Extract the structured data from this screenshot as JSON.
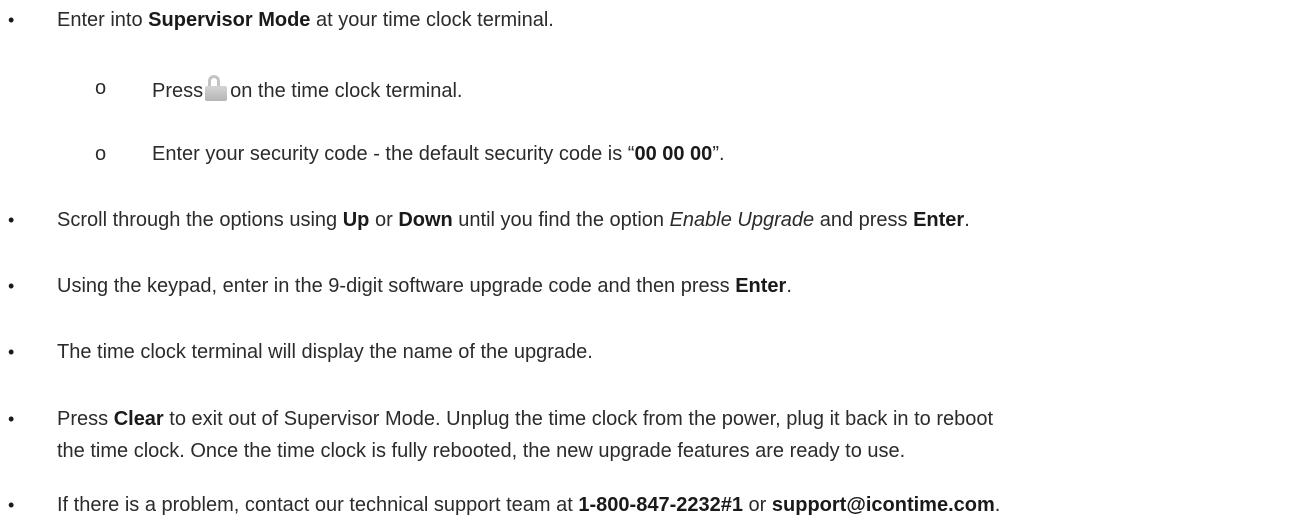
{
  "bullet_char": "•",
  "sub_marker_char": "o",
  "steps": {
    "step1": {
      "pre": "Enter into ",
      "bold": "Supervisor Mode",
      "post": " at your time clock terminal."
    },
    "step1_sub1": {
      "pre": "Press",
      "icon": "lock-icon",
      "post": "on the time clock terminal."
    },
    "step1_sub2": {
      "pre": "Enter your security code - the default security code is “",
      "bold": "00 00 00",
      "post": "”."
    },
    "step2": {
      "pre": "Scroll through the options using ",
      "bold1": "Up",
      "mid1": " or ",
      "bold2": "Down",
      "mid2": " until you find the option ",
      "italic": "Enable Upgrade",
      "mid3": " and press ",
      "bold3": "Enter",
      "post": "."
    },
    "step3": {
      "pre": "Using the keypad, enter in the 9-digit software upgrade code and then press ",
      "bold": "Enter",
      "post": "."
    },
    "step4": {
      "text": "The time clock terminal will display the name of the upgrade."
    },
    "step5": {
      "pre": "Press ",
      "bold": "Clear",
      "post": " to exit out of Supervisor Mode. Unplug the time clock from the power, plug it back in to reboot",
      "line2": "the time clock. Once the time clock is fully rebooted, the new upgrade features are ready to use."
    },
    "step6": {
      "pre": "If there is a problem, contact our technical support team at ",
      "phone": "1-800-847-2232#1",
      "mid": " or ",
      "email": "support@icontime.com",
      "post": "."
    }
  }
}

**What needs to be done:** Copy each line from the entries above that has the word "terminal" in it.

**Problem solution:**
      "post": " at your time clock terminal."
      "post": "on the time clock terminal."
      "text": "The time clock terminal will display the name of the upgrade."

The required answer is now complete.